[Stored dataset items]
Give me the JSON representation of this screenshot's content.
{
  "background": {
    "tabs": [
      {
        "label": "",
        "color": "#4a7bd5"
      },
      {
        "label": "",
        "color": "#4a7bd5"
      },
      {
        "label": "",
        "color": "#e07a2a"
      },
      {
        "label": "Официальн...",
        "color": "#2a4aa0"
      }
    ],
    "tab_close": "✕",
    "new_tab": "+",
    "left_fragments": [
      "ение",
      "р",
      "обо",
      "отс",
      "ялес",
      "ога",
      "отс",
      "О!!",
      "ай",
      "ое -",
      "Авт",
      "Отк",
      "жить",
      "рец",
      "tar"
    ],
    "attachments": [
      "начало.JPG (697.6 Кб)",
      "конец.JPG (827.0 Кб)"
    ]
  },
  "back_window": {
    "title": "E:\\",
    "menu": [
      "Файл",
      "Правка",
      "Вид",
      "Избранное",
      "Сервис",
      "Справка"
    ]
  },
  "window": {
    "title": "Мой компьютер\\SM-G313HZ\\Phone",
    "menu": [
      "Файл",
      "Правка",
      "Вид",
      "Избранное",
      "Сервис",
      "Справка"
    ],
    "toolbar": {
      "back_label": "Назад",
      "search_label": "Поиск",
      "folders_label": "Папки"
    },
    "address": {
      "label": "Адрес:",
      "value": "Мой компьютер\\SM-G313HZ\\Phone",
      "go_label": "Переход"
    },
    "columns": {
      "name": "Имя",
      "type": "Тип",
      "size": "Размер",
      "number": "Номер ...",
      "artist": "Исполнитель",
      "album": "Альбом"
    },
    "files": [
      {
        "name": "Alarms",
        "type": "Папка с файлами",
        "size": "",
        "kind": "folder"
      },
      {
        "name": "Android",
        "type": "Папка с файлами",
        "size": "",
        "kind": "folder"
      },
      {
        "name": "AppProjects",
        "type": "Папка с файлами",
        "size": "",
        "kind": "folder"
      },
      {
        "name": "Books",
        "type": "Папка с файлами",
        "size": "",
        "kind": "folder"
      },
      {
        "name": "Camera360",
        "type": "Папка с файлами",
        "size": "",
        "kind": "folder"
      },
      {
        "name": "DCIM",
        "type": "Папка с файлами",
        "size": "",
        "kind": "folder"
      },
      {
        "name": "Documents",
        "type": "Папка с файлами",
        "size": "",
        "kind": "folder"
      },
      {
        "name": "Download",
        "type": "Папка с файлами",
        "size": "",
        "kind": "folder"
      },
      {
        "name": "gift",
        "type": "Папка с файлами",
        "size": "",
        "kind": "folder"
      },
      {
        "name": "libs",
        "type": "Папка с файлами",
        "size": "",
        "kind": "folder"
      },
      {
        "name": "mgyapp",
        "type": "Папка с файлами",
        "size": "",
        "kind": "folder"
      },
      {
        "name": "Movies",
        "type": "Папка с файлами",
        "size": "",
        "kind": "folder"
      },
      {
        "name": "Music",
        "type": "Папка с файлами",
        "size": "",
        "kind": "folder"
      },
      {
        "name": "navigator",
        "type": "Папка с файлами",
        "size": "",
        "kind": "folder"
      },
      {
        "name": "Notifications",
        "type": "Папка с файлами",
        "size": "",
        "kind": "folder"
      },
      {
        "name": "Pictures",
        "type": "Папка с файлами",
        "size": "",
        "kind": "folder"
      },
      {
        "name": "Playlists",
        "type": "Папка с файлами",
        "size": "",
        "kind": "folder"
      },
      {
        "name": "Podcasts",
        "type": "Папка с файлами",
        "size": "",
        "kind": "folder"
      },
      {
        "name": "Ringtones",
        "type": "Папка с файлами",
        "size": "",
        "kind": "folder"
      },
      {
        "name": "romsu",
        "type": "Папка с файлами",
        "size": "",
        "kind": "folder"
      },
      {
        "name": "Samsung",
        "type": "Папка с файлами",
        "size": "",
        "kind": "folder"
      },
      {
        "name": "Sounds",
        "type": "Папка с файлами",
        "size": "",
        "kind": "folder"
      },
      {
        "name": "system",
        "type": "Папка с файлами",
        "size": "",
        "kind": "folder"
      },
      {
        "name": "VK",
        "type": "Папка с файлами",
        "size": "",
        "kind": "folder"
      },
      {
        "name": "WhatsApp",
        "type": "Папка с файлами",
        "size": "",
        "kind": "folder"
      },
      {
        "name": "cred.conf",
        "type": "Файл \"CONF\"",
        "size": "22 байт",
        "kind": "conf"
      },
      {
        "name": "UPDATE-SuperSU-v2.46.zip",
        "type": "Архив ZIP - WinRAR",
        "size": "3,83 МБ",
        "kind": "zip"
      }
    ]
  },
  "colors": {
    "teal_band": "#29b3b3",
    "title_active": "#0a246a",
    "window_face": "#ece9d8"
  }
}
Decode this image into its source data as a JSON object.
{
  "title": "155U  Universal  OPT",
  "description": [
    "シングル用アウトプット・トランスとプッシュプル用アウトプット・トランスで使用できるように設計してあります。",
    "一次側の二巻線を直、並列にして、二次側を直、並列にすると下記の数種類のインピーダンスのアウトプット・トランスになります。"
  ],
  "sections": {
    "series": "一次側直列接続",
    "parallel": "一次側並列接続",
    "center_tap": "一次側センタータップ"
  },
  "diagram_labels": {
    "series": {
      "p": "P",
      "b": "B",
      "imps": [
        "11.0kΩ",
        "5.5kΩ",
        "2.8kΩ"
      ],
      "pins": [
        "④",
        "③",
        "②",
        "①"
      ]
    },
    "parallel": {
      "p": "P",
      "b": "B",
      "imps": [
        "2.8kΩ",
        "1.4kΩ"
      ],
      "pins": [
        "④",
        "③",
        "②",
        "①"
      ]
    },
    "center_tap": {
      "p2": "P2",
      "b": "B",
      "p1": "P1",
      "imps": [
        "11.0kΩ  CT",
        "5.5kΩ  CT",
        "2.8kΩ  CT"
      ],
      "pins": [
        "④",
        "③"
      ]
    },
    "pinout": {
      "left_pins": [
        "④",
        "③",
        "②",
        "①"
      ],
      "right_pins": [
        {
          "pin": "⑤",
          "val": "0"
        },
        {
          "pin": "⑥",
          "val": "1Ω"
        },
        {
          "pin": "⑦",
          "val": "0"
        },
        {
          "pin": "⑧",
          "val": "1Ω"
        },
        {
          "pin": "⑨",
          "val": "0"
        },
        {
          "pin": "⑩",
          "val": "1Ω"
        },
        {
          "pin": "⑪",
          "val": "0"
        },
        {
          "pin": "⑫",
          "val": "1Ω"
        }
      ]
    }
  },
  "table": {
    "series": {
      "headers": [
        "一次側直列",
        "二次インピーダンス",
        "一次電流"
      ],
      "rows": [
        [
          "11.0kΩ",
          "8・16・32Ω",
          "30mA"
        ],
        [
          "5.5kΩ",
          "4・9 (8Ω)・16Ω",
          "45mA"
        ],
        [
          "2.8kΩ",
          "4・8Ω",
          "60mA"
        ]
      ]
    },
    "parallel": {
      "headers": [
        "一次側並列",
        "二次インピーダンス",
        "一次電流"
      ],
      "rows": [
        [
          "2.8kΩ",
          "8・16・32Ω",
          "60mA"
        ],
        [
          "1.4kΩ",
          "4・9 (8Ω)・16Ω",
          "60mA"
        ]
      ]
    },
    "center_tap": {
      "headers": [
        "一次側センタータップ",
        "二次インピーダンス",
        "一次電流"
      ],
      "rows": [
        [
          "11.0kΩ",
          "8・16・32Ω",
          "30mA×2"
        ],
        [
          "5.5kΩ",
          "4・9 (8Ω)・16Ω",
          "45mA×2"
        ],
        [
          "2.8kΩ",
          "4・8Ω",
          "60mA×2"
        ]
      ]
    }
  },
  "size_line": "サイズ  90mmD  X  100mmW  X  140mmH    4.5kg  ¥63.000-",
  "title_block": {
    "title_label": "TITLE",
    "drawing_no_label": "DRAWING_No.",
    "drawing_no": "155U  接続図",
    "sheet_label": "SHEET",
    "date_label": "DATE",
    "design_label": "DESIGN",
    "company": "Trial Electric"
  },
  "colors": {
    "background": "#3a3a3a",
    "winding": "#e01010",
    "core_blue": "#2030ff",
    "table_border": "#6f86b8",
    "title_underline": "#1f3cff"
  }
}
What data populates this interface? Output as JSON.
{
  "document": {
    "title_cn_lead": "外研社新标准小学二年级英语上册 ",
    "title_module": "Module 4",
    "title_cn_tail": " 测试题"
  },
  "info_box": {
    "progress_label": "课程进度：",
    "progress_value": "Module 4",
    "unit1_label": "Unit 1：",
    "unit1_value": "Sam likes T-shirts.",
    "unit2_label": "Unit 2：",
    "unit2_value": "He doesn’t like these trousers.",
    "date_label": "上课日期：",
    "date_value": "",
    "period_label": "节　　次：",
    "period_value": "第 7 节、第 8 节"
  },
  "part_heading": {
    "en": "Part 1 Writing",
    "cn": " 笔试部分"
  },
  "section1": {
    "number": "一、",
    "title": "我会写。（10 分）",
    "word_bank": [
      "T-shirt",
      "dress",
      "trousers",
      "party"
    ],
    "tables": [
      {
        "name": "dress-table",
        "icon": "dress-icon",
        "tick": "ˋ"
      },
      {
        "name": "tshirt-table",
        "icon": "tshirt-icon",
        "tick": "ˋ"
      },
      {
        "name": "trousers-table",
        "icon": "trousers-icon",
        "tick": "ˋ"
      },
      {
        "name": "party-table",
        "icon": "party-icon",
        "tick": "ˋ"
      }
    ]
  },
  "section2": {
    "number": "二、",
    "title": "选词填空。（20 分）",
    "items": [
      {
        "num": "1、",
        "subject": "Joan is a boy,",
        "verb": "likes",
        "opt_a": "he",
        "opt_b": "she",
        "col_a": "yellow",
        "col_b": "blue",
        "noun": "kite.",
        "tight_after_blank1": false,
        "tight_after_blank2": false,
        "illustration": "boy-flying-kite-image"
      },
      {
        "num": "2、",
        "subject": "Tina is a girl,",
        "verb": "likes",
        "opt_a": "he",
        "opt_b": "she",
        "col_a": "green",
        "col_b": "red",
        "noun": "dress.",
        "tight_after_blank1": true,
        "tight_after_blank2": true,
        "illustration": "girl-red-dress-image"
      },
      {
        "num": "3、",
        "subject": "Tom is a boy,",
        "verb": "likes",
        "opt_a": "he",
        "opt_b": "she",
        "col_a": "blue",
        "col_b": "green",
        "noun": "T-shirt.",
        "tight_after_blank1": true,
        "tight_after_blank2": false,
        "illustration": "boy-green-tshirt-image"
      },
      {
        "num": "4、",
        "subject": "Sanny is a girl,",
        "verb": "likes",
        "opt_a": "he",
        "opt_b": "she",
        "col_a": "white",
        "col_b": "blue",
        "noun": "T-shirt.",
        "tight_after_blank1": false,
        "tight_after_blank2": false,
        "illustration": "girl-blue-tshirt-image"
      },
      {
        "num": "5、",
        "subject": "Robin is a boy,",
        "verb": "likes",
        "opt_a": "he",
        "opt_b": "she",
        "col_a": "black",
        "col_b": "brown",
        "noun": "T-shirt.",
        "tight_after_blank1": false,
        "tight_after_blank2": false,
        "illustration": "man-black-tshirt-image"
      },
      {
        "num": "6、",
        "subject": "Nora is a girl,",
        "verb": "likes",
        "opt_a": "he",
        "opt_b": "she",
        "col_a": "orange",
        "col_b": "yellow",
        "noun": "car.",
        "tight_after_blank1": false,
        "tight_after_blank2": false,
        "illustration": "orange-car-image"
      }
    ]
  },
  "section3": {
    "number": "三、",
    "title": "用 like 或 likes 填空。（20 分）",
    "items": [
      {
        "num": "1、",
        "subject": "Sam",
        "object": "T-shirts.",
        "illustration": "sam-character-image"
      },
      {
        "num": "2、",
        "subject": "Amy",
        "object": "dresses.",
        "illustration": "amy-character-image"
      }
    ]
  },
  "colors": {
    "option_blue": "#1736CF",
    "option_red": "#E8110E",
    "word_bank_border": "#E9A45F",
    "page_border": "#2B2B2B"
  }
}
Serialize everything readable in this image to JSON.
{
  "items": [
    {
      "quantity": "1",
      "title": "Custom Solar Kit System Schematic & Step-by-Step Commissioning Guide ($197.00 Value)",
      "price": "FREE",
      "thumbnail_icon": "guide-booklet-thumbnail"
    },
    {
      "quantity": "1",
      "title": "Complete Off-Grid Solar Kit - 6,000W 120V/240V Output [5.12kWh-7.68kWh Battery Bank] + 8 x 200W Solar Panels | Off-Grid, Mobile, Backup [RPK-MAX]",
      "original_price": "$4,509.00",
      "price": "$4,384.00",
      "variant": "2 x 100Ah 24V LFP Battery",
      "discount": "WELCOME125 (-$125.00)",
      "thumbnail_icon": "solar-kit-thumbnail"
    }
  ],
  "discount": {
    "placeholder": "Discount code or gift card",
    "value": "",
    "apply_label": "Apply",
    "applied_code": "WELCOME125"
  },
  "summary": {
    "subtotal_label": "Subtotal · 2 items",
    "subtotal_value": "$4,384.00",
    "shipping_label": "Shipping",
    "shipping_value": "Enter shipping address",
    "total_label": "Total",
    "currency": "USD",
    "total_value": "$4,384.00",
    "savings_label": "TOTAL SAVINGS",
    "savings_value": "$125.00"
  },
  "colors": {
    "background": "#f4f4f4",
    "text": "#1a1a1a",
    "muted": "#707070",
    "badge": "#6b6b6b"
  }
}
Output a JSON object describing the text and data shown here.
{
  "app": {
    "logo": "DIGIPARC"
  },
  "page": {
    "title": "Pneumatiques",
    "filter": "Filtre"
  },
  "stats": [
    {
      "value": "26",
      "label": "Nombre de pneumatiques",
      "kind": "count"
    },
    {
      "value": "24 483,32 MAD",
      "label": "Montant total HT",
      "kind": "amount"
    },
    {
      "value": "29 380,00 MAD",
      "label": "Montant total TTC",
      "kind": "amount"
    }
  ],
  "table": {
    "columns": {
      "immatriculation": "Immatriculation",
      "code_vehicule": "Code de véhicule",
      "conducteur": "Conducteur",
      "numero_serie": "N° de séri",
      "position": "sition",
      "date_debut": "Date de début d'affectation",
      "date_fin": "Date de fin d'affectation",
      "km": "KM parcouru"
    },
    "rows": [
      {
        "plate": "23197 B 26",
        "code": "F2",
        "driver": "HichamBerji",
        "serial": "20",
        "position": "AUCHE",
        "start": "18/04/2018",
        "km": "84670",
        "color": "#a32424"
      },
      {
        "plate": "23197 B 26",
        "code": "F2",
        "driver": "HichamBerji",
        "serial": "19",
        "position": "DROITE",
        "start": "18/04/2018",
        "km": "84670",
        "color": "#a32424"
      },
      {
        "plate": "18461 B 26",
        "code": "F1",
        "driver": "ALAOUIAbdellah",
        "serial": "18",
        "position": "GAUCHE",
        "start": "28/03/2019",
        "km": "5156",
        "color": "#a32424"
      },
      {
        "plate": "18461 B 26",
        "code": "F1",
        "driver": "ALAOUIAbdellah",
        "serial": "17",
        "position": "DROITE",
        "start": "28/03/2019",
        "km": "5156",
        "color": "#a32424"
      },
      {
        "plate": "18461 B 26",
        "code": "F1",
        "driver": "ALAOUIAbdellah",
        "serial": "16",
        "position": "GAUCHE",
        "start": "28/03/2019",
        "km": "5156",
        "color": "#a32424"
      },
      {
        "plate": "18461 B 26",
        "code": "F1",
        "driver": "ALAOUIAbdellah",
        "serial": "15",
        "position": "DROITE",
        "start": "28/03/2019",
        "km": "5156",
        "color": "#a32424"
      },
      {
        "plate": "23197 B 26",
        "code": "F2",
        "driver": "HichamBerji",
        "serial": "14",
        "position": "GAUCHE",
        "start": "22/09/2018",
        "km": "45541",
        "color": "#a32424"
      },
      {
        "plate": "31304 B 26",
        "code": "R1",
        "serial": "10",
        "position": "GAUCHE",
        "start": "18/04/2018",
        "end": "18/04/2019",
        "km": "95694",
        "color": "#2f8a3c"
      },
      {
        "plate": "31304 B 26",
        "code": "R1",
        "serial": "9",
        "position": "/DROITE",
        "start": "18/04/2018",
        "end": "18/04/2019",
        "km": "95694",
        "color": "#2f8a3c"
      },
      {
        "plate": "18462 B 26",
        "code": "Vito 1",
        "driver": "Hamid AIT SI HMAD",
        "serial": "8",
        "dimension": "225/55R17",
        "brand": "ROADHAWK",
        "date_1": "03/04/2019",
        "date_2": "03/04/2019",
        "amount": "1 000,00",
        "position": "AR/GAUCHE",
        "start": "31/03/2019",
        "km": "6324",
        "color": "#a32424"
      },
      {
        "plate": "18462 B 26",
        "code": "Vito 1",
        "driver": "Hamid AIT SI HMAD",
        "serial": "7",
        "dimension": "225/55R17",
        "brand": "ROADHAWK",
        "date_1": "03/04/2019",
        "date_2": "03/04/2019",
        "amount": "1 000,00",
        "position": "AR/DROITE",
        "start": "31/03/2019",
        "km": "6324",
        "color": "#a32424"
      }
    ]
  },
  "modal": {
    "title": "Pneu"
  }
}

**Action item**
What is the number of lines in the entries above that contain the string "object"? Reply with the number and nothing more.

**Answer box**
4